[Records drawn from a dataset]
== == ==
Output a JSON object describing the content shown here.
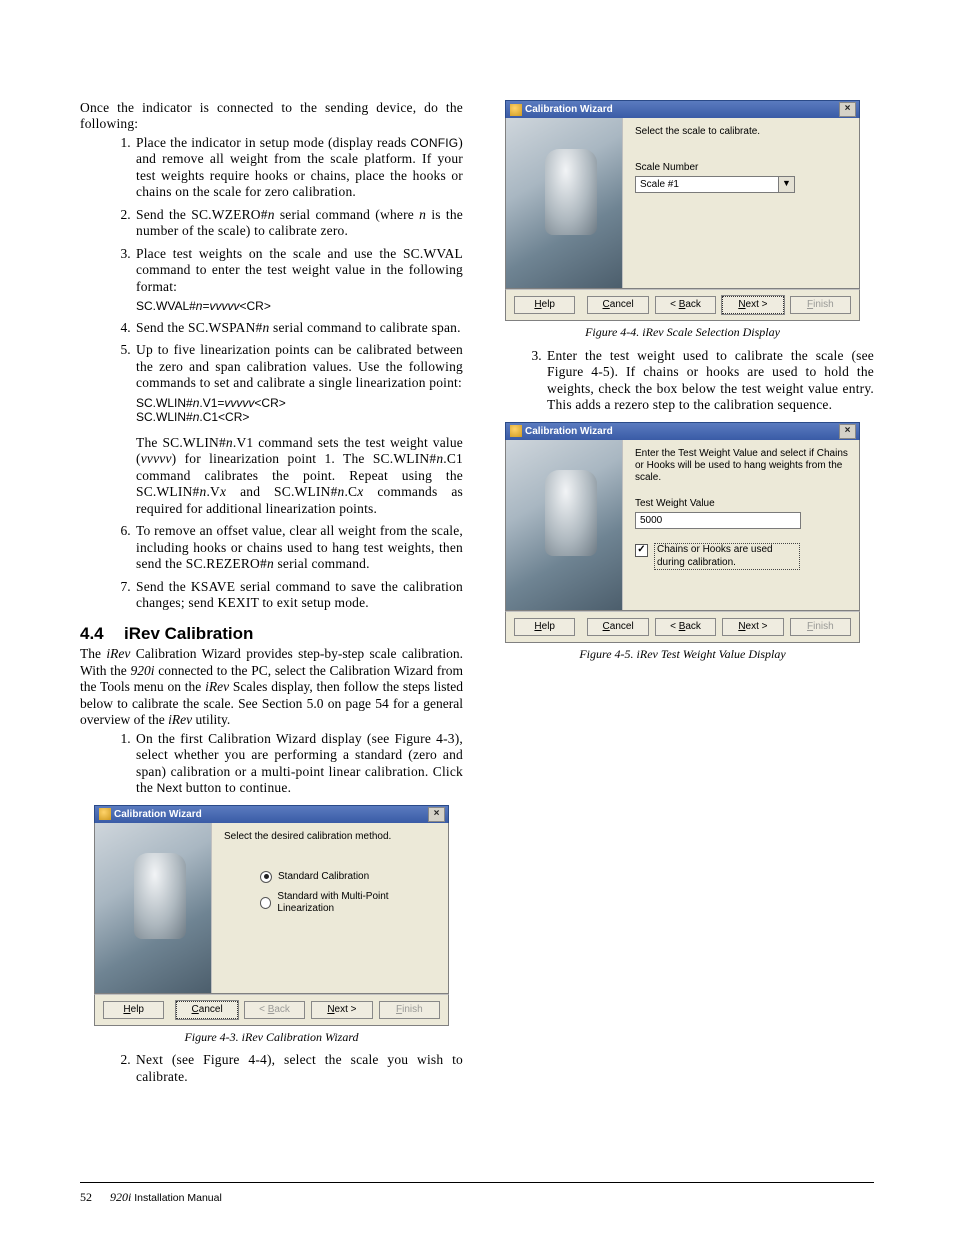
{
  "intro": "Once the indicator is connected to the sending device, do the following:",
  "steps": [
    {
      "text": "Place the indicator in setup mode (display reads CONFIG) and remove all weight from the scale platform. If your test weights require hooks or chains, place the hooks or chains on the scale for zero calibration."
    },
    {
      "text": "Send the SC.WZERO#n serial command (where n is the number of the scale) to calibrate zero."
    },
    {
      "text": "Place test weights on the scale and use the SC.WVAL command to enter the test weight value in the following format:",
      "cmd1": "SC.WVAL#n=vvvvv<CR>"
    },
    {
      "text": "Send the SC.WSPAN#n serial command to calibrate span."
    },
    {
      "text": "Up to five linearization points can be calibrated between the zero and span calibration values. Use the following commands to set and calibrate a single linearization point:",
      "cmd1": "SC.WLIN#n.V1=vvvvv<CR>",
      "cmd2": "SC.WLIN#n.C1<CR>",
      "after": "The SC.WLIN#n.V1 command sets the test weight value (vvvvv) for linearization point 1. The SC.WLIN#n.C1 command calibrates the point. Repeat using the SC.WLIN#n.Vx and SC.WLIN#n.Cx commands as required for additional linearization points."
    },
    {
      "text": "To remove an offset value, clear all weight from the scale, including hooks or chains used to hang test weights, then send the SC.REZERO#n serial command."
    },
    {
      "text": "Send the KSAVE serial command to save the calibration changes; send KEXIT to exit setup mode."
    }
  ],
  "section": {
    "num": "4.4",
    "title": "iRev Calibration"
  },
  "sectionIntro": "The iRev Calibration Wizard provides step-by-step scale calibration. With the 920i connected to the PC, select the Calibration Wizard from the Tools menu on the iRev Scales display, then follow the steps listed below to calibrate the scale. See Section 5.0 on page 54 for a general overview of the iRev utility.",
  "wizSteps": {
    "s1": "On the first Calibration Wizard display (see Figure 4-3), select whether you are performing a standard (zero and span) calibration or a multi-point linear calibration. Click the Next button to continue.",
    "s2": "Next (see Figure 4-4), select the scale you wish to calibrate.",
    "s3": "Enter the test weight used to calibrate the scale (see Figure 4-5). If chains or hooks are used to hold the weights, check the box below the test weight value entry. This adds a rezero step to the calibration sequence."
  },
  "dlg": {
    "title": "Calibration Wizard",
    "help": "Help",
    "cancel": "Cancel",
    "back": "< Back",
    "next": "Next >",
    "finish": "Finish"
  },
  "fig3": {
    "prompt": "Select the desired calibration method.",
    "opt1": "Standard Calibration",
    "opt2": "Standard with Multi-Point Linearization",
    "caption": "Figure 4-3. iRev Calibration Wizard"
  },
  "fig4": {
    "prompt": "Select the scale to calibrate.",
    "label": "Scale Number",
    "value": "Scale #1",
    "caption": "Figure 4-4. iRev Scale Selection Display"
  },
  "fig5": {
    "prompt": "Enter the Test Weight Value and select if Chains or Hooks will be used to hang weights from the scale.",
    "label": "Test Weight Value",
    "value": "5000",
    "chk": "Chains or Hooks are used during calibration.",
    "caption": "Figure 4-5. iRev Test Weight Value Display"
  },
  "footer": {
    "page": "52",
    "doc": "920i",
    "suffix": " Installation Manual"
  }
}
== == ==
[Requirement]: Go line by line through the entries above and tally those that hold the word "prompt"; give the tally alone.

[Task solution]: 3